While brick and concrete houses can provide huge amounts of strength and protection, they also provide huge amounts of thermal mass and energy storage. While they can be recycled at a latter point in time, the method of recycling consumes a huge amount of energy and its not as ‘green or renewable’ as plantation trees that we can keep on growing and replacing. (note: plantation trees specifically grown for timber, not native forest). High mass structures also tend not to like to much of the inevitable movement that naturally occurs every day as things heat up, cool down, dry out and take in moisture. Think cracks.



Timber is not a high thermal mass product, nor are things like weatherboards, fibro, foam, natural fibres  etc. These materials heat up and cool down too a much lesser extent than bricks and concrete.
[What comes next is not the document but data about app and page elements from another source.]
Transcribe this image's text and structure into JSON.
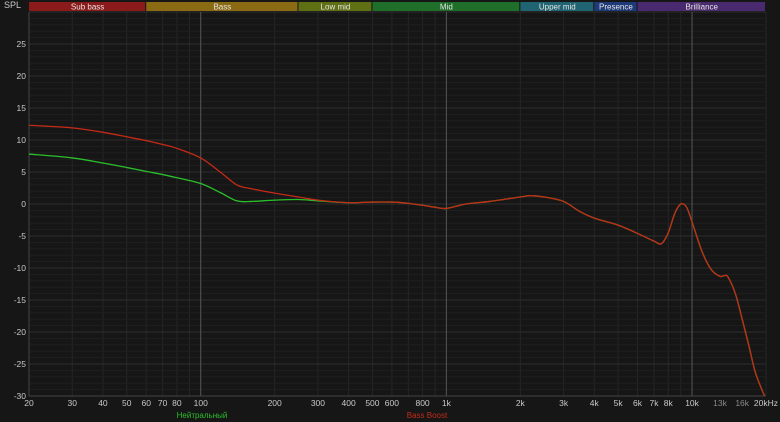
{
  "chart_data": {
    "type": "line",
    "title": "",
    "ylabel": "SPL",
    "xlabel": "",
    "x_scale": "log",
    "xlim": [
      20,
      20000
    ],
    "ylim": [
      -30,
      30
    ],
    "grid": true,
    "y_ticks": [
      -30,
      -25,
      -20,
      -15,
      -10,
      -5,
      0,
      5,
      10,
      15,
      20,
      25
    ],
    "x_ticks": [
      {
        "value": 20,
        "label": "20"
      },
      {
        "value": 30,
        "label": "30"
      },
      {
        "value": 40,
        "label": "40"
      },
      {
        "value": 50,
        "label": "50"
      },
      {
        "value": 60,
        "label": "60"
      },
      {
        "value": 70,
        "label": "70"
      },
      {
        "value": 80,
        "label": "80"
      },
      {
        "value": 100,
        "label": "100"
      },
      {
        "value": 200,
        "label": "200"
      },
      {
        "value": 300,
        "label": "300"
      },
      {
        "value": 400,
        "label": "400"
      },
      {
        "value": 500,
        "label": "500"
      },
      {
        "value": 600,
        "label": "600"
      },
      {
        "value": 800,
        "label": "800"
      },
      {
        "value": 1000,
        "label": "1k"
      },
      {
        "value": 2000,
        "label": "2k"
      },
      {
        "value": 3000,
        "label": "3k"
      },
      {
        "value": 4000,
        "label": "4k"
      },
      {
        "value": 5000,
        "label": "5k"
      },
      {
        "value": 6000,
        "label": "6k"
      },
      {
        "value": 7000,
        "label": "7k"
      },
      {
        "value": 8000,
        "label": "8k"
      },
      {
        "value": 10000,
        "label": "10k"
      },
      {
        "value": 13000,
        "label": "13k"
      },
      {
        "value": 16000,
        "label": "16k"
      },
      {
        "value": 20000,
        "label": "20kHz"
      }
    ],
    "bands": [
      {
        "name": "Sub bass",
        "from": 20,
        "to": 60,
        "color": "#8b1a1a"
      },
      {
        "name": "Bass",
        "from": 60,
        "to": 250,
        "color": "#8b6a14"
      },
      {
        "name": "Low mid",
        "from": 250,
        "to": 500,
        "color": "#5f7014"
      },
      {
        "name": "Mid",
        "from": 500,
        "to": 2000,
        "color": "#1f6e2a"
      },
      {
        "name": "Upper mid",
        "from": 2000,
        "to": 4000,
        "color": "#1f6470"
      },
      {
        "name": "Presence",
        "from": 4000,
        "to": 6000,
        "color": "#1f3a78"
      },
      {
        "name": "Brilliance",
        "from": 6000,
        "to": 20000,
        "color": "#4a2a6e"
      }
    ],
    "series": [
      {
        "name": "Нейтральный",
        "color": "#2bbf2b",
        "x": [
          20,
          30,
          40,
          50,
          60,
          70,
          80,
          100,
          120,
          140,
          160,
          200,
          250,
          300,
          400,
          500,
          600,
          700,
          800,
          900,
          1000,
          1200,
          1500,
          2000,
          2200,
          2500,
          3000,
          3500,
          4000,
          5000,
          6000,
          7000,
          7500,
          8000,
          8500,
          9000,
          9500,
          10000,
          11000,
          12000,
          13000,
          13500,
          14000,
          15000,
          16000,
          17000,
          18000,
          19000,
          20000
        ],
        "y": [
          7.8,
          7.2,
          6.4,
          5.7,
          5.1,
          4.6,
          4.1,
          3.2,
          1.8,
          0.5,
          0.4,
          0.6,
          0.7,
          0.5,
          0.2,
          0.3,
          0.3,
          0.1,
          -0.2,
          -0.5,
          -0.7,
          0.0,
          0.4,
          1.1,
          1.3,
          1.1,
          0.4,
          -1.2,
          -2.2,
          -3.3,
          -4.6,
          -5.8,
          -6.2,
          -4.5,
          -1.5,
          0.0,
          -0.5,
          -2.8,
          -7.5,
          -10.3,
          -11.3,
          -11.2,
          -11.4,
          -14.0,
          -18.0,
          -22.0,
          -26.0,
          -28.5,
          -30.5
        ]
      },
      {
        "name": "Bass Boost",
        "color": "#c42a16",
        "x": [
          20,
          30,
          40,
          50,
          60,
          70,
          80,
          100,
          120,
          140,
          160,
          200,
          250,
          300,
          400,
          500,
          600,
          700,
          800,
          900,
          1000,
          1200,
          1500,
          2000,
          2200,
          2500,
          3000,
          3500,
          4000,
          5000,
          6000,
          7000,
          7500,
          8000,
          8500,
          9000,
          9500,
          10000,
          11000,
          12000,
          13000,
          13500,
          14000,
          15000,
          16000,
          17000,
          18000,
          19000,
          20000
        ],
        "y": [
          12.3,
          11.9,
          11.2,
          10.5,
          9.9,
          9.3,
          8.7,
          7.2,
          5.0,
          3.0,
          2.4,
          1.7,
          1.1,
          0.6,
          0.2,
          0.3,
          0.3,
          0.1,
          -0.2,
          -0.5,
          -0.7,
          0.0,
          0.4,
          1.1,
          1.3,
          1.1,
          0.4,
          -1.2,
          -2.2,
          -3.3,
          -4.6,
          -5.8,
          -6.2,
          -4.5,
          -1.5,
          0.0,
          -0.5,
          -2.8,
          -7.5,
          -10.3,
          -11.3,
          -11.2,
          -11.4,
          -14.0,
          -18.0,
          -22.0,
          -26.0,
          -28.5,
          -30.5
        ]
      }
    ]
  }
}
They too move naturally, though depending on the construction technique tend not to result in as many cracks whilst doing it. When used in a warmer climate, for instance much of Northern NSW and QLD timber houses will hold and retain far less heat during the day and cool much quicker at night – perfect! But what about cyclones? Timber constructed homes and technology have come a very long way throughout the past few decades. Incredibly strong structures can be made from timber and there are even multi-storey and high-rise buildings now being constructed around the world from timber. Cyclones, earthquakes, floods, all can be accounted for with timber construction methods. Besides, there are plenty of old timber houses around that have proven they can withstand the tests of time. Its more the construction method and maintenance that was used, rather than the materials themselves, that determined which ones are still around and which ones are gone.
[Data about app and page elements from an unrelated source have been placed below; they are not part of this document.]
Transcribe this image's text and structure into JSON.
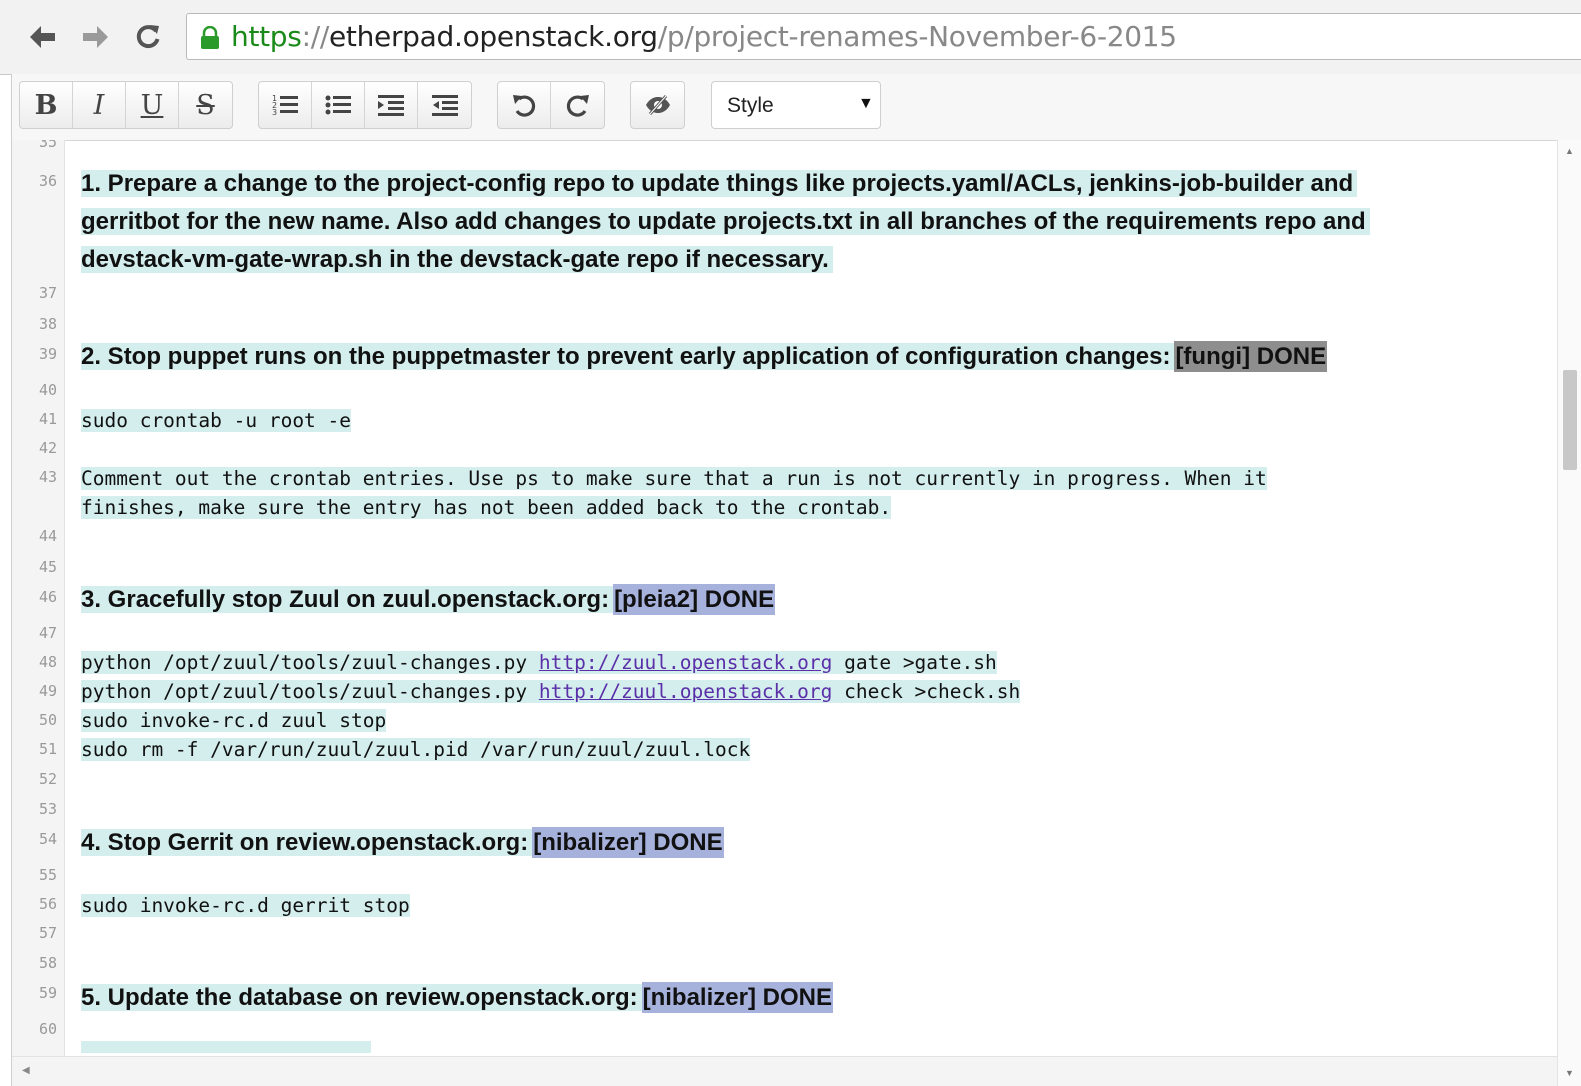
{
  "browser": {
    "url_scheme": "https",
    "url_sep": "://",
    "url_host": "etherpad.openstack.org",
    "url_path": "/p/project-renames-November-6-2015"
  },
  "toolbar": {
    "bold": "B",
    "italic": "I",
    "underline": "U",
    "strike": "S",
    "style_label": "Style"
  },
  "editor": {
    "line_numbers": [
      "35",
      "36",
      "37",
      "38",
      "39",
      "40",
      "41",
      "42",
      "43",
      "44",
      "45",
      "46",
      "47",
      "48",
      "49",
      "50",
      "51",
      "52",
      "53",
      "54",
      "55",
      "56",
      "57",
      "58",
      "59",
      "60"
    ],
    "step1": {
      "l1": "1. Prepare a change to the project-config repo to update things like projects.yaml/ACLs, jenkins-job-builder and",
      "l2": "gerritbot for the new name. Also add changes to update projects.txt in all branches of the requirements repo and",
      "l3": "devstack-vm-gate-wrap.sh in the devstack-gate repo if necessary."
    },
    "step2": {
      "text": "2. Stop puppet runs on the puppetmaster to prevent early application of configuration changes:",
      "tag": "[fungi] DONE",
      "cmd": "sudo crontab -u root -e",
      "note1": "Comment out the crontab entries. Use ps to make sure that a run is not currently in progress. When it",
      "note2": "finishes, make sure the entry has not been added back to the crontab."
    },
    "step3": {
      "text": "3. Gracefully stop Zuul on zuul.openstack.org:",
      "tag": "[pleia2] DONE",
      "cmd1_pre": "python /opt/zuul/tools/zuul-changes.py ",
      "cmd1_link": "http://zuul.openstack.org",
      "cmd1_post": " gate >gate.sh",
      "cmd2_pre": "python /opt/zuul/tools/zuul-changes.py ",
      "cmd2_link": "http://zuul.openstack.org",
      "cmd2_post": " check >check.sh",
      "cmd3": "sudo invoke-rc.d zuul stop",
      "cmd4": "sudo rm -f /var/run/zuul/zuul.pid /var/run/zuul/zuul.lock"
    },
    "step4": {
      "text": "4. Stop Gerrit on review.openstack.org:",
      "tag": "[nibalizer] DONE",
      "cmd": "sudo invoke-rc.d gerrit stop"
    },
    "step5": {
      "text": "5. Update the database on review.openstack.org:",
      "tag": "[nibalizer] DONE"
    }
  },
  "colors": {
    "author_bg": "#d4eded",
    "fungi_bg": "#8e8e8e",
    "pleia2_bg": "#a6b1dc",
    "nibalizer_bg": "#a6b1dc"
  }
}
Using science, we now understand why such a large majority of houses constructed in Northern NSW and QLD over the past few decades perform so badly at keeping us comfortable. Yes, they are generally doing a great job at providing us protection and security, but at the cost of being completely energy inefficient and naturally uncomfortable. We can and should have both! The technology, materials and design methods are all available right now. Sadly, it’s the public education and ‘sales mentality’ that are not.
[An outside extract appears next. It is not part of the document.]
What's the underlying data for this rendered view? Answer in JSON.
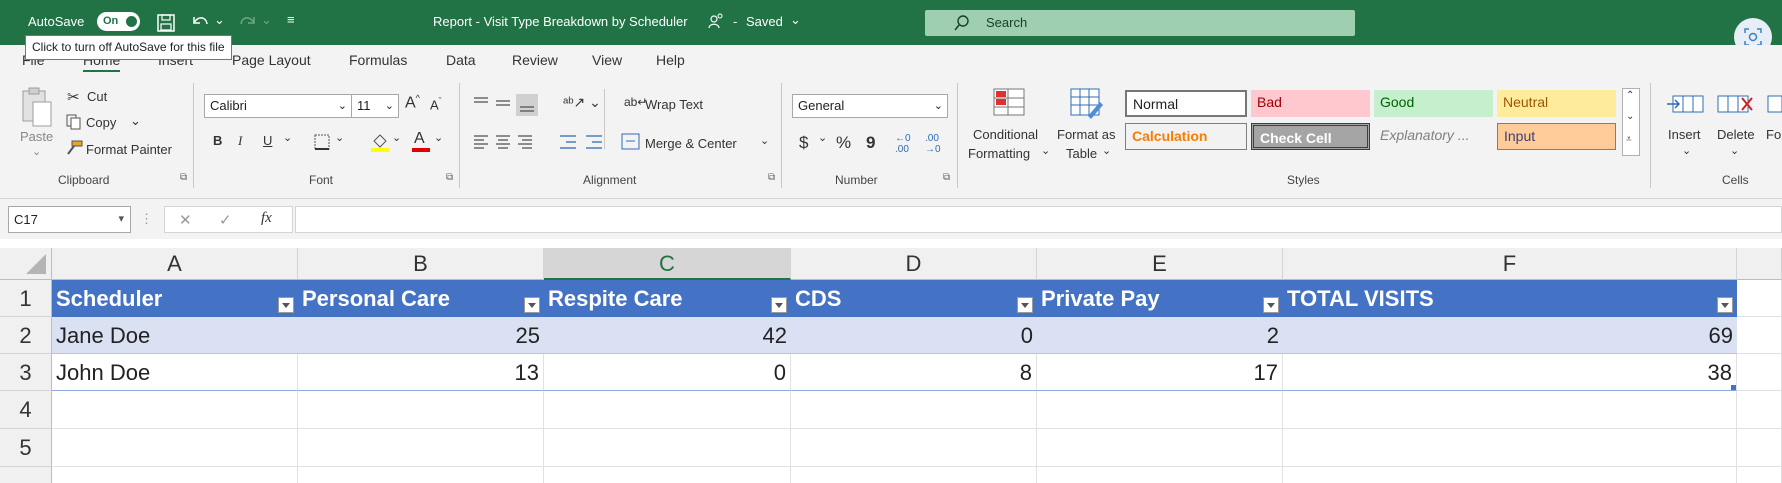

What’s the ideal house for Northern NSW and QLD climate zones, not a trick question, of course it’s the one that you like the most. However, on a serious note, its one where the thermal mass is on the inside, not the outside of the house. Try sticking your hand on a rock or brick outside, now go inside and stick your hand on that beautiful stone or artificial stone benchtop. Get my drift. IF we place our thermal mass on the inside, the natural shade and if we use air-conditioning, coolness it provides will in turn cool all our thermal mass. And because our thermal mass stores both cold and heat equally well, we will require less energy to keep it that way. Now on the outside, we have low thermal mass products, timber, weatherboards, fibro etc. And yes we can still look like a modern rendered home by using rendered foam. So on the outside, not only does the material in the first place heat up less, it will store much less of this energy in the form of heat, and will cool down very quickly once its heating source, the sun, has gone. No radiating heat into the house long after the sun has gone down! Cooler house, happy resident. It really is quite simple once you understand thanks to science, work with your climate rather than against it and it will do the same for you.

We will leave insulation, mechanical heating, cooling and shading devices for another blog, don’t want you going to sleep on me. Where just getting started with becoming a building design guru.

At Design Science, whilst we leave the ultimate decision up to you, we provide all our clients with the options of doing things “how they should be, not how they are”.